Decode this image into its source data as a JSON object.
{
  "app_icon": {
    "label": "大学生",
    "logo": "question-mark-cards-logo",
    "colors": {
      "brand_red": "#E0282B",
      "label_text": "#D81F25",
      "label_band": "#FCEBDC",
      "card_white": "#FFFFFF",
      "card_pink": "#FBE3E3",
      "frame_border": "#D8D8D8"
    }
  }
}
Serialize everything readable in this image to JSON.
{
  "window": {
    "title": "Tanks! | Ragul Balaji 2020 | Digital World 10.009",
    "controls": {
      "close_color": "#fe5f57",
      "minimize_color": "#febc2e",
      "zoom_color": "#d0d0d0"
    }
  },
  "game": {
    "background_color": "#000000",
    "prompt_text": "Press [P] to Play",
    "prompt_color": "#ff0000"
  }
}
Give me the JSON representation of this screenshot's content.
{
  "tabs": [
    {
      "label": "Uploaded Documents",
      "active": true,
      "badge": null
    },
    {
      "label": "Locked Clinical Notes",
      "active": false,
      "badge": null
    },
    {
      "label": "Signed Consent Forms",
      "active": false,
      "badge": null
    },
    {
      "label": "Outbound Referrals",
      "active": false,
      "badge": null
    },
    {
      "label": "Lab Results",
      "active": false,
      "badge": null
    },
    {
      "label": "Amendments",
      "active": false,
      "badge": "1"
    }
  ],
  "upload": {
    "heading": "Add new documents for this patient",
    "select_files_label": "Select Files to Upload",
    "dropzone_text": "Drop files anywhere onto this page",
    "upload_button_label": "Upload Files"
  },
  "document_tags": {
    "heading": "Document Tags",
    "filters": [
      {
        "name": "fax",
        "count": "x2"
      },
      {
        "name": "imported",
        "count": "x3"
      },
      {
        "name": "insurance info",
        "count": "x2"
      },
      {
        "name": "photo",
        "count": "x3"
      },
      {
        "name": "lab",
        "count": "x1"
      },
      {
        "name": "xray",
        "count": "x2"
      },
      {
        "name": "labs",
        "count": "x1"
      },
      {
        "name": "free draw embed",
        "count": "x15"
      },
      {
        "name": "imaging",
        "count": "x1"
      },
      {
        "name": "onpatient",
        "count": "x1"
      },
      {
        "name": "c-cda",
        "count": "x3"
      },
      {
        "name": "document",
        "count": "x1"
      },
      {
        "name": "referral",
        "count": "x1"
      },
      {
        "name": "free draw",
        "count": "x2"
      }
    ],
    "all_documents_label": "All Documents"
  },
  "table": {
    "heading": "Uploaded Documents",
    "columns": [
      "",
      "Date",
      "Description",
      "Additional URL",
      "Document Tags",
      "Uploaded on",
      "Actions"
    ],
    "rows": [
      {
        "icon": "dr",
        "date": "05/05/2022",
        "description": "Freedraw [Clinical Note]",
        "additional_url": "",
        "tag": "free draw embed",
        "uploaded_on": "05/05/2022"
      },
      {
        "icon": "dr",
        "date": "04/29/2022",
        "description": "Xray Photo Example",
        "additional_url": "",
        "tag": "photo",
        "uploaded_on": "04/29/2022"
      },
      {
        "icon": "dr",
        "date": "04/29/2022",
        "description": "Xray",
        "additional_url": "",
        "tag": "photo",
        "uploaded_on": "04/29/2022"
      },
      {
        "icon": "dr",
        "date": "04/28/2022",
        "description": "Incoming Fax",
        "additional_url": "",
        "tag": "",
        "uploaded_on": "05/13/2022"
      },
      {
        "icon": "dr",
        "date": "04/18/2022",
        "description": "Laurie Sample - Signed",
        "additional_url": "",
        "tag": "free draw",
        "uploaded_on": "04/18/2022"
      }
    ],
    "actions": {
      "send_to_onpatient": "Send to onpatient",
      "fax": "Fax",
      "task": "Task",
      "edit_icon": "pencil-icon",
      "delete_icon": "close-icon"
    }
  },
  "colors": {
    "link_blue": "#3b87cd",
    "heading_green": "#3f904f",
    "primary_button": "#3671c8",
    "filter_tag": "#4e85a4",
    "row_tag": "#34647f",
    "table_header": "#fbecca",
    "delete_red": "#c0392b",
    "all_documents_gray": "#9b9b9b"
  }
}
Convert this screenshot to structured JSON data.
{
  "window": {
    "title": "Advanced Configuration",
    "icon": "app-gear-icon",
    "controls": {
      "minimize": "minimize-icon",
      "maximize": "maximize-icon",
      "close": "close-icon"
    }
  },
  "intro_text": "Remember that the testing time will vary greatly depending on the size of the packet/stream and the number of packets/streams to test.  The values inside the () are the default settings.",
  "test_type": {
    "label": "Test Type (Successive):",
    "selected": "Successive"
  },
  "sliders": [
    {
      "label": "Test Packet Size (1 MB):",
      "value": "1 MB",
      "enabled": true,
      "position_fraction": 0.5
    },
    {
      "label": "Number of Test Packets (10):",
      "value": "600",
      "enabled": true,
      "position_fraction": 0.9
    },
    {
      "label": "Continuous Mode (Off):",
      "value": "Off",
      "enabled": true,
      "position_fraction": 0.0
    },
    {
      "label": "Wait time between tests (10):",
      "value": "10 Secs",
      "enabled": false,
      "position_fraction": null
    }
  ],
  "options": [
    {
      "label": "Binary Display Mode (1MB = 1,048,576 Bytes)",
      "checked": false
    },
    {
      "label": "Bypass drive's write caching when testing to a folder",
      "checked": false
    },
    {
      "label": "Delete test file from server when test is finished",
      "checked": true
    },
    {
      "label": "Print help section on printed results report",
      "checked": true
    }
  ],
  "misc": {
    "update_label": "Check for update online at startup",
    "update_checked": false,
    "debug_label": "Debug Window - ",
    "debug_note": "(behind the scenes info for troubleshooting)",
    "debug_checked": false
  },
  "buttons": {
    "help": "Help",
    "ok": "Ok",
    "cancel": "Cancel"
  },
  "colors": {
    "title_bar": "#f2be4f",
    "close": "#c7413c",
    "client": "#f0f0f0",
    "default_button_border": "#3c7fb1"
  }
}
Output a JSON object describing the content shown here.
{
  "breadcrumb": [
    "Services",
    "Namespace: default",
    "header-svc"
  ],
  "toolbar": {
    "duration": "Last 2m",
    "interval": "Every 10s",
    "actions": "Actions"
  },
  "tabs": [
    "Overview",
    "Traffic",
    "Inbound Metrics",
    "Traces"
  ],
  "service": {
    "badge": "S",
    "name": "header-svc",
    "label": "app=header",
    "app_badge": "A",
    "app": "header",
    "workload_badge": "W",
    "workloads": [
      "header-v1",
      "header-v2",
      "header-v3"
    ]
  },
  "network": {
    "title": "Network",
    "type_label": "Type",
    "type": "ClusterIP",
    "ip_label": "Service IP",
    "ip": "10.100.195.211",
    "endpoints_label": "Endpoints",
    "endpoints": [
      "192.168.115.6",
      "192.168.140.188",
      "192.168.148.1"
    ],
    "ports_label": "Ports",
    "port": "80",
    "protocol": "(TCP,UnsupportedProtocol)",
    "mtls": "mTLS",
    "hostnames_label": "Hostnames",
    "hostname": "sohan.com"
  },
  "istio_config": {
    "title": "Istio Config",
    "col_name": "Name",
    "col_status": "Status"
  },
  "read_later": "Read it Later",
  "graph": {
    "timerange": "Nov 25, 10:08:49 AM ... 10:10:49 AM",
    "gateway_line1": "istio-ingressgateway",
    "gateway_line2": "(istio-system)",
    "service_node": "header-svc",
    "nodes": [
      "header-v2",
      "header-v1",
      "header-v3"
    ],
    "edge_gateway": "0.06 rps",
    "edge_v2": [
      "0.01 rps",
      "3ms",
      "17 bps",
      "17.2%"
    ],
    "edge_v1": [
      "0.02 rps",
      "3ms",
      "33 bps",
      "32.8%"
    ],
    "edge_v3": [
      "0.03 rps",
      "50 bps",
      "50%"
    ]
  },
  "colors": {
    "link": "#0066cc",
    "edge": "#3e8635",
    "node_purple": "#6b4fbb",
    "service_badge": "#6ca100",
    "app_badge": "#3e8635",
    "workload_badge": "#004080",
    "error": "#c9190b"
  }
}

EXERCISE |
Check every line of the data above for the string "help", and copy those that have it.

SOLUTION BELOW |
      "label": "Print help section on printed results report",
    "help": "Help",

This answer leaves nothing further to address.